Here’s a beautiful film, visually lush, sparse and gritty in parts. It probes death and forgiveness, revenge and remorse. “21 Grams” would be great for inclusion in church retreats. Make sure you have very good sound equipment so you can enjoy the score that lends emotional power.

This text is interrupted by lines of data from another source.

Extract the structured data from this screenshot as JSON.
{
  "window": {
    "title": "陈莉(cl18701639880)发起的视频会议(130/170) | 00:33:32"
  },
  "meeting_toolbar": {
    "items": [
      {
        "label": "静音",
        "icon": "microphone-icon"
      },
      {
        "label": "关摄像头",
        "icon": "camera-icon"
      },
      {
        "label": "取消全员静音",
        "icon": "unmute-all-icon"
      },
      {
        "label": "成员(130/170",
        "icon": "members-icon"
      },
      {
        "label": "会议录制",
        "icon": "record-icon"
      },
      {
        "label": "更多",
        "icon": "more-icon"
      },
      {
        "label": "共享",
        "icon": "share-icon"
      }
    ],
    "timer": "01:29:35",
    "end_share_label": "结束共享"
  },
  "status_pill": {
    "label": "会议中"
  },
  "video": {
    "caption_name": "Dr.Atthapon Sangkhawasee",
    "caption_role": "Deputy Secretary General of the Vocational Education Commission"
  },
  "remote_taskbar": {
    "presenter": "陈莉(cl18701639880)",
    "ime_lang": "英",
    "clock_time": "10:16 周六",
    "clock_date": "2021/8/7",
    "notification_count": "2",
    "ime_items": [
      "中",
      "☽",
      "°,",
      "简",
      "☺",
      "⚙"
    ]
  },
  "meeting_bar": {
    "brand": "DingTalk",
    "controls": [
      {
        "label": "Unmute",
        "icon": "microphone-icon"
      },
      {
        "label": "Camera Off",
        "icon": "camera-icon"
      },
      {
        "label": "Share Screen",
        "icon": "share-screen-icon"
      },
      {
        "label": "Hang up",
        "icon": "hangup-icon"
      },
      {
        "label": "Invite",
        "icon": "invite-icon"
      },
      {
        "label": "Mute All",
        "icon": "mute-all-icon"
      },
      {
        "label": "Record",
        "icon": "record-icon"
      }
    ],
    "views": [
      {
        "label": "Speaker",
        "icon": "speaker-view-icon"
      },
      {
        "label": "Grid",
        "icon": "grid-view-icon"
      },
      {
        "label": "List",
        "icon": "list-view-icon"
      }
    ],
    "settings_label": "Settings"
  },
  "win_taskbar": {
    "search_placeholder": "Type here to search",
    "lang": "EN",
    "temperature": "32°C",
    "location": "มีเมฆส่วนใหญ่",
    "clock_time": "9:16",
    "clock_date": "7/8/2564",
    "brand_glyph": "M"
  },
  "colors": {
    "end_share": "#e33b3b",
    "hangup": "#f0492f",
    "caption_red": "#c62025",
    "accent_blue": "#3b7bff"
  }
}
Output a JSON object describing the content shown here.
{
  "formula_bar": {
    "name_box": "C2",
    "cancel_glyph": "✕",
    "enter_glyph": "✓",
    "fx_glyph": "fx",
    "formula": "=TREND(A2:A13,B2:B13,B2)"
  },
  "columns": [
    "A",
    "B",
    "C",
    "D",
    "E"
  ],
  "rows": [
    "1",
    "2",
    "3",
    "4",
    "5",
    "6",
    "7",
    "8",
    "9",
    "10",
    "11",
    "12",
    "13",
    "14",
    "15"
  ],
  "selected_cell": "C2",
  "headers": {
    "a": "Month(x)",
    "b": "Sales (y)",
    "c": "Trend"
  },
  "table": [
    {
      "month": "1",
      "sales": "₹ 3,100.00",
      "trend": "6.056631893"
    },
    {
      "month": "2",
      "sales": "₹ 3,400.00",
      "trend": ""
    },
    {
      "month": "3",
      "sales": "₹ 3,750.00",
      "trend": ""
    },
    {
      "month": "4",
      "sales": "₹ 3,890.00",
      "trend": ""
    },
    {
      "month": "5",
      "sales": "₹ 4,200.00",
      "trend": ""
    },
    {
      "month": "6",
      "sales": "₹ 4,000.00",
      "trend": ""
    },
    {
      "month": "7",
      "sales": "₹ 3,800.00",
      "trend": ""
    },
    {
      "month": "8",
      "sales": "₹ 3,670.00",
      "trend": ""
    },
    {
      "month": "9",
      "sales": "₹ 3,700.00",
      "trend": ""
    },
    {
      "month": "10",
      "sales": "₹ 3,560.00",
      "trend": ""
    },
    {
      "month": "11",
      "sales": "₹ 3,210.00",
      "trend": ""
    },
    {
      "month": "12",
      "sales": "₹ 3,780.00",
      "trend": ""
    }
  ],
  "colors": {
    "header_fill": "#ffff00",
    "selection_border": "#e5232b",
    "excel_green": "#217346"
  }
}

Also, it is superb film making. Alejandro Gonzï¿½lez Iï¿½ï¿½rritu does what Tarantino and others attempt to do with non-linear storytelling, to manipulate time and sequence in order to reveal and make present the realities of life. Iï¿½ï¿½rritu is a musician and has been a radio announcer and dj, so it is not surprising that he blends images, scenes and sounds with scant regard to linear sequence but with a sumptuous cohesiveness. “21 Grams” follows on a long line of film expression that breaks from linear time, as James Joyce did with “Ulysess” and which began, in filmmaking, with the 1903 film, “The Great Train Robbery” in which simultaneous actions were presented. The work of David Lynch, particularly “Mulholland Drive,” advances this structure. In “Pulp Fiction” Tarantino simply reproduces what was already done in 1903. But “21 Grams” really puts it all together in a remarkeable way. Iï¿½ï¿½rritu says that he wants the audience to become engaged with the film and construct it in their minds. “Not to just sit back eating popcorn (comiendo palomitas).”